Newly released court documents in the second-degree-murder case against neighborhood watch volunteer George Zimmerman reveal that, in the month following his fatal shooting of Trayvon Martin on Feb. 26, four key witnesses significantly changed their accounts of what they saw and heard that night. The more recent versions of their memories tend to be more damning of Zimmerman than their initial statements.
Which raises the question: How reliable are eyewitnesses?
For example, days after the shooting, one woman told police she had seen two men running through the streets and then engaging in a fistfight. Less than one month later, she told investigators she saw just one person running, and couldn't describe his or her appearance as she hadn't had her contact lenses in at the time.
Another witness, who was initially interviewed March 20, said she saw two people on the ground immediately after the shooting but was not sure which one was on top.
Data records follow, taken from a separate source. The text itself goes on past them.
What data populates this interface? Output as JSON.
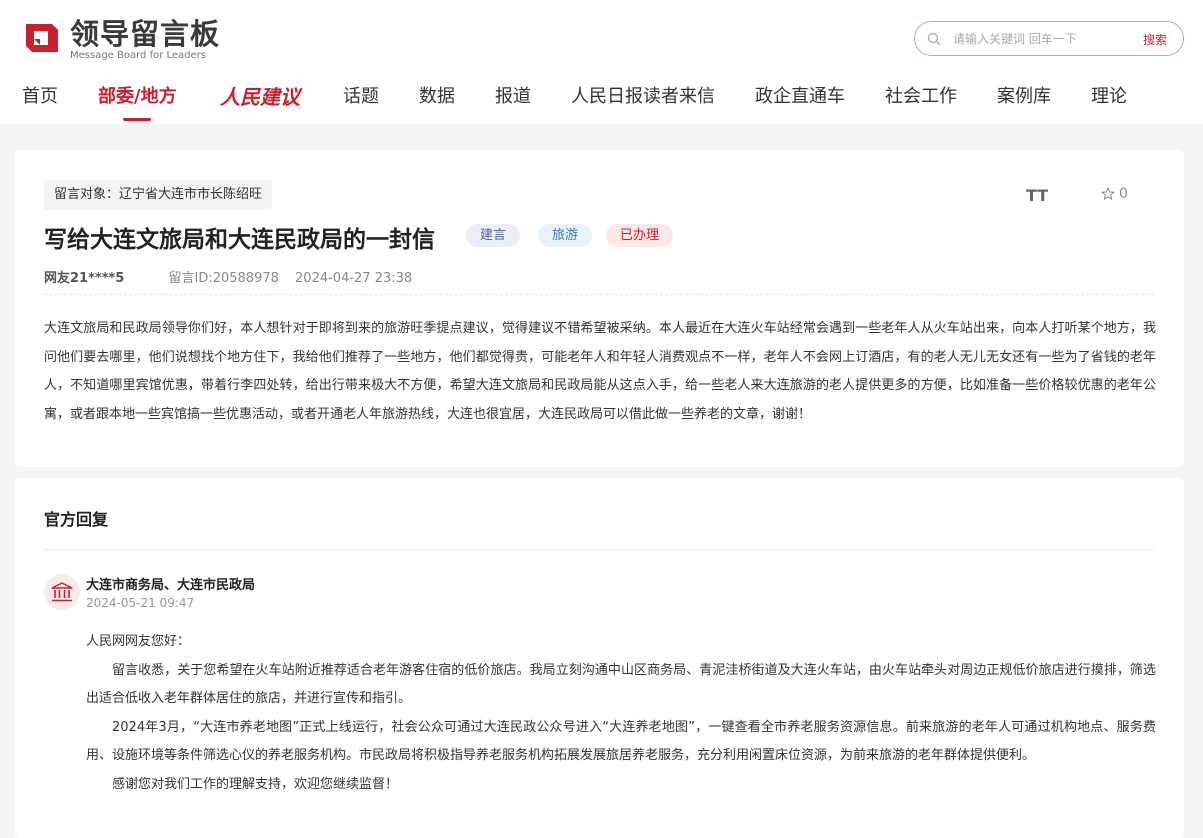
{
  "brand": {
    "title": "领导留言板",
    "subtitle": "Message Board for Leaders",
    "accent": "#c8202e"
  },
  "search": {
    "placeholder": "请输入关键词 回车一下",
    "button": "搜索",
    "icon": "search-icon"
  },
  "nav": {
    "items": [
      {
        "label": "首页"
      },
      {
        "label": "部委/地方",
        "active": true
      },
      {
        "label": "人民建议"
      },
      {
        "label": "话题"
      },
      {
        "label": "数据"
      },
      {
        "label": "报道"
      },
      {
        "label": "人民日报读者来信"
      },
      {
        "label": "政企直通车"
      },
      {
        "label": "社会工作"
      },
      {
        "label": "案例库"
      },
      {
        "label": "理论"
      }
    ]
  },
  "letter": {
    "target": "留言对象：辽宁省大连市市长陈绍旺",
    "font_tool": "TT",
    "star_count": "0",
    "title": "写给大连文旅局和大连民政局的一封信",
    "tags": [
      "建言",
      "旅游",
      "已办理"
    ],
    "user": "网友21****5",
    "message_id": "留言ID:20588978",
    "datetime": "2024-04-27 23:38",
    "body": "大连文旅局和民政局领导你们好，本人想针对于即将到来的旅游旺季提点建议，觉得建议不错希望被采纳。本人最近在大连火车站经常会遇到一些老年人从火车站出来，向本人打听某个地方，我问他们要去哪里，他们说想找个地方住下，我给他们推荐了一些地方，他们都觉得贵，可能老年人和年轻人消费观点不一样，老年人不会网上订酒店，有的老人无儿无女还有一些为了省钱的老年人，不知道哪里宾馆优惠，带着行李四处转，给出行带来极大不方便，希望大连文旅局和民政局能从这点入手，给一些老人来大连旅游的老人提供更多的方便，比如准备一些价格较优惠的老年公寓，或者跟本地一些宾馆搞一些优惠活动，或者开通老人年旅游热线，大连也很宜居，大连民政局可以借此做一些养老的文章，谢谢！"
  },
  "reply": {
    "heading": "官方回复",
    "department": "大连市商务局、大连市民政局",
    "datetime": "2024-05-21 09:47",
    "greeting": "人民网网友您好：",
    "paragraphs": [
      "留言收悉，关于您希望在火车站附近推荐适合老年游客住宿的低价旅店。我局立刻沟通中山区商务局、青泥洼桥街道及大连火车站，由火车站牵头对周边正规低价旅店进行摸排，筛选出适合低收入老年群体居住的旅店，并进行宣传和指引。",
      "2024年3月，“大连市养老地图”正式上线运行，社会公众可通过大连民政公众号进入“大连养老地图”，一键查看全市养老服务资源信息。前来旅游的老年人可通过机构地点、服务费用、设施环境等条件筛选心仪的养老服务机构。市民政局将积极指导养老服务机构拓展发展旅居养老服务，充分利用闲置床位资源，为前来旅游的老年群体提供便利。",
      "感谢您对我们工作的理解支持，欢迎您继续监督！"
    ]
  }
}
In another interview with investigators six days later, she said it had definitely been Zimmerman on top, explaining that she was sure because she had been able to compare Zimmerman's and Martin's sizes after seeing them on TV.
A third witness originally said he saw a black man (presumably Martin) pinning down and punching a lighter-skinned man (Zimmerman) who was calling for help. Later, the witness wasn't sure any punches were thrown or that he had heard distress calls.
And a man who initially described Zimmerman as looking bloody and in shock after the shooting later implied the shooter had been calm, cool and collected.
Why do people's memories change over time? And which versions of these witnesses' stories are to be believed — the earlier ones untarnished by time, or the later ones, perhaps less sullied by what may have been false impressions imbued early on by news reports or police interviewers?
The reliability of witness testimony is a vastly complex subject, but legal scholars and forensic psychologists say it's possible to extract the truth from contradictory accounts and evolving memories. According to Barbara Tversky, professor emerita of psychology at Stanford University, the bottom line is this: "All other things equal, earlier recountings are more likely to be accurate than later ones. The longer the delay, the more likely that subsequent information will get confused with the target memory."
However, in some cases not all other things are equal.
How we remember
Memory is a reconstructive process, says Richard Wise, a forensic psychologist at the University of North Dakota. "When an eyewitness recalls a crime, he or she must reconstruct his or her memory of the crime." This, he says, is an unconscious process. To reconstruct a memory, the eyewitness draws upon several sources of information, only one being his or her actual recollection.
"To fill in gaps in memory, the eyewitness relies upon his or her expectation, attitudes, prejudices, bias, and prior knowledge. Furthermore, information supplied to an eyewitness after a crime (i.e., post-event information) by the police, prosecutor, other eyewitnesses, media, etc., can alter an eyewitness's memory of the crime," Wise said in an email. [How Are Memories Stored in the Brain?]
That external input is what makes eyewitness testimony so unreliable. Eyewitnesses are generally unaware that their memory has been altered by post-event information, and feel convinced they're recalling only the incident itself. "Once an eyewitness's memory of the crime has been altered by post-event information, it is difficult or impossible to restore the eyewitness's original memory of the crime," Wise told Life's Little Mysteries.